The word "Antoniniana" seems to have been added later, proving that the original monument and inscription survived at least 100 years, since this honorific was only added to the legion’s name later on.
Specifically, the inscription helps to answer one of the most important questions concerning Hadrian and the construction of Aelia Capitolina: Was the Roman city built in response to the Bar Kochba revolt, or did its construction provoke the outbreak of the rebellion? The text makes it clear that at the time the monument was made, two years before the revolt, the city was not yet known as Aelia Capitolina. At the same, however, it shows that before the rebellion began, major construction projects were being carried out by the Romans in the city in honor of the emperor’s visit.
Thus, while it is still possible that Bar Kochba's revolt broke out due to the massive construction projects, Hadrian’s decision to change the city’s name and ban Jews from living in Jerusalem came as part of the punishment for their uprising.
Near the stones bearing the inscription is the part of the exhibition dedicated to the horrifying results of the Bar Kochba revolt. One display case is devoted to what curator Mevorah calls “Holocaust exhibits”: a large knife, worn-out sandals, and keys to houses that were abandoned. All of these were found in the Cave of Letters in Nahal Hever in the Judean Desert, where the last of the rebels fled after the destruction of Jerusalem.

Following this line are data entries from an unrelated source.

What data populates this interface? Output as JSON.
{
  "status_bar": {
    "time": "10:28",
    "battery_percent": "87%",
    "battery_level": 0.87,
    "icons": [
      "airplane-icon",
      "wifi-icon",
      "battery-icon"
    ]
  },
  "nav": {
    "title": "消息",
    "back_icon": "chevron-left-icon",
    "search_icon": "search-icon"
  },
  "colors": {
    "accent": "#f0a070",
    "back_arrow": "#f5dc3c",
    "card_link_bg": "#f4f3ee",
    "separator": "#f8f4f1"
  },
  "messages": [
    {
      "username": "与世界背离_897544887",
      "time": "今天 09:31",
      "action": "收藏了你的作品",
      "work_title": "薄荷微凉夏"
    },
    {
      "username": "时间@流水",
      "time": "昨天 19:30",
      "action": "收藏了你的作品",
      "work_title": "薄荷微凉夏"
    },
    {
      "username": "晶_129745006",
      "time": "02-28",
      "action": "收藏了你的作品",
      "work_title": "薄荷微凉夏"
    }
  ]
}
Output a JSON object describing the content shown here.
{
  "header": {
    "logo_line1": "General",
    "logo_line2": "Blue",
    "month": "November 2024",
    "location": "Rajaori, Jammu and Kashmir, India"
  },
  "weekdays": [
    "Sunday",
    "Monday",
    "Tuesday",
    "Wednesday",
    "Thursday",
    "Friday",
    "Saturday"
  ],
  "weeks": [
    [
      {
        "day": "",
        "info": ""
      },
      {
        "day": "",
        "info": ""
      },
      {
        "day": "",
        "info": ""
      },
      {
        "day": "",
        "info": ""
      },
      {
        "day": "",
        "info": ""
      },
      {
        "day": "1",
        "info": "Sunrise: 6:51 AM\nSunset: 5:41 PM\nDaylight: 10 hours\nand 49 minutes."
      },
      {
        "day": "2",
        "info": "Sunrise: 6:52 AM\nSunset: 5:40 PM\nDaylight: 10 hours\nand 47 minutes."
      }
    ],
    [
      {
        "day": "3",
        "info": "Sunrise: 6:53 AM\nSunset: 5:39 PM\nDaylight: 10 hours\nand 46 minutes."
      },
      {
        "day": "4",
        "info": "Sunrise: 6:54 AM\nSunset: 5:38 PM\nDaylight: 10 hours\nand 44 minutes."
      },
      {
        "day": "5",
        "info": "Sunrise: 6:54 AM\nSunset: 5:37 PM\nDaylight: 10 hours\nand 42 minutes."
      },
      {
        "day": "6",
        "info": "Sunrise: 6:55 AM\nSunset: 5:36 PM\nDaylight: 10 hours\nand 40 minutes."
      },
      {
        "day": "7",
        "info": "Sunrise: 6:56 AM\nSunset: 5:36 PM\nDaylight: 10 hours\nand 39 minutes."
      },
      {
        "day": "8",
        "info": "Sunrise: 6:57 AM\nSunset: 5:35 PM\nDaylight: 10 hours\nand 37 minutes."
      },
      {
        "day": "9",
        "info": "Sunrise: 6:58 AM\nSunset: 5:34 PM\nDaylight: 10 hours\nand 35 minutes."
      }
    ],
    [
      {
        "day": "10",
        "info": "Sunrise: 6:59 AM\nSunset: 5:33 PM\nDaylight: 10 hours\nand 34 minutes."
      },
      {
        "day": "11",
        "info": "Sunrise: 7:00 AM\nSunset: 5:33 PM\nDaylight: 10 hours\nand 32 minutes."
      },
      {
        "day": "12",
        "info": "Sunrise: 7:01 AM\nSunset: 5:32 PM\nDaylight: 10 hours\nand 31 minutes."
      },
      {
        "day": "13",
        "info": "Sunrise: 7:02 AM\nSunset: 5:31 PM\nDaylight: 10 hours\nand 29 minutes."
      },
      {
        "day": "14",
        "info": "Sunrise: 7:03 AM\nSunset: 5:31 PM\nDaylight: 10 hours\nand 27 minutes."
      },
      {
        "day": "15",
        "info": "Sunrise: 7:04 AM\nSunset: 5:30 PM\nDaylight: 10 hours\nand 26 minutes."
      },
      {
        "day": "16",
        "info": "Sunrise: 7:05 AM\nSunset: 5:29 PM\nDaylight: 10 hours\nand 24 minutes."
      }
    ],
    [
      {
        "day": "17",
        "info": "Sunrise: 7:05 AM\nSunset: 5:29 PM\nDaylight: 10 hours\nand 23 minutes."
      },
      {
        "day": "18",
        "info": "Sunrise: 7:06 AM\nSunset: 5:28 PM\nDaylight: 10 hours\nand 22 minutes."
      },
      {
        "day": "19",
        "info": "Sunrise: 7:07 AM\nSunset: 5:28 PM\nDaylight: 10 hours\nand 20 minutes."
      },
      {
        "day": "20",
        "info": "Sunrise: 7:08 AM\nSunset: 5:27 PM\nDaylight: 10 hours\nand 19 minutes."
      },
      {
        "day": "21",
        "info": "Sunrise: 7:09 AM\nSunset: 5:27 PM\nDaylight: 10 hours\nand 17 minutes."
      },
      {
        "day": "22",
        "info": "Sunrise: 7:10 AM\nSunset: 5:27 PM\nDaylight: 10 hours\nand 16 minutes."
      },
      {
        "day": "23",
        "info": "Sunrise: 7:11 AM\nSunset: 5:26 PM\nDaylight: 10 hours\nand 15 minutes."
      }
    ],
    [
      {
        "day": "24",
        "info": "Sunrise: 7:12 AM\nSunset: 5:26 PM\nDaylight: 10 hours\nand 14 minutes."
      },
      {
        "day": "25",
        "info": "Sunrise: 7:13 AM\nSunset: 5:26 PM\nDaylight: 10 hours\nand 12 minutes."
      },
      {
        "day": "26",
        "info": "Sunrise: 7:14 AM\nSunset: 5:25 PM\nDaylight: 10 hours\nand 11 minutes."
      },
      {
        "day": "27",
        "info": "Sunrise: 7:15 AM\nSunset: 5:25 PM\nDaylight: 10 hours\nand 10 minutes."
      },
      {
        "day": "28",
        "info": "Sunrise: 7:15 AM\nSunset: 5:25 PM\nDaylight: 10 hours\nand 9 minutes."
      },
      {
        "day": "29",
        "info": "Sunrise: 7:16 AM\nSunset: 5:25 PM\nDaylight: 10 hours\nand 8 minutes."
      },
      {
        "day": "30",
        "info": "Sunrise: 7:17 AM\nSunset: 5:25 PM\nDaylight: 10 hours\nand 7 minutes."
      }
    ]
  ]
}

“These artifacts present the sad ending – people locked their houses and took the keys in expectation of returning. This was a real Shoah, over half a million killed,” says Mevorah.
On display as well at the museum, for the first time in many years, is a letter that Bar Kochba sent his subordinates in Ein Gedi, in which he orders them to bring more supplies and men, and threatens to severely punish them if they fail to so.
Surprisingly, the name Hadrian surfaces quite often in today’s political dialogue in Israel, at least on the part of those from the right wing of the political map. Many such spokesmen speak of “Hadrian’s curse” when talking about the right of the Jewish people to the Land of Israel. The explanation is that it was this emperor who expunged the former name of the Roman province that existed in much of latter-day Israel, in Judea, after viciously suppressing the Bar Kochba revolt in 135 C.E., renaming the province Syria Palaestina. The name change was part of the punishment he meted out to the Jews after their uprising and, accordingly, he is blamed for what those on the right call the “big lie” of the creation of Palestine some 1,800 years later.
Where Hadrian clearly had a lasting and major effect is on the history of Jerusalem. While it was once thought that Aelia Capitolina constituted a temporary phase between magnificent Herodian Jerusalem and the less splendid Byzantine city, recent archaeological excavations have spotlighted the Roman city again and shown otherwise. Most of the findings emerged during salvage digs conducted in advance of various municipal construction projects, which will likely lead to the disappearance of these findings once more under new buildings and roads.
“Hadrian: An Emperor Cast in Bronze” concludes the Israel Museum’s celebrations of its 50th anniversary, held throughout 2015. It will be on display through June 30, 2016, and is the last in a series of special shows spotlighting masterworks from sister institutions loaned to the museum during the festive year, and presented in dialogue with works from its own collections.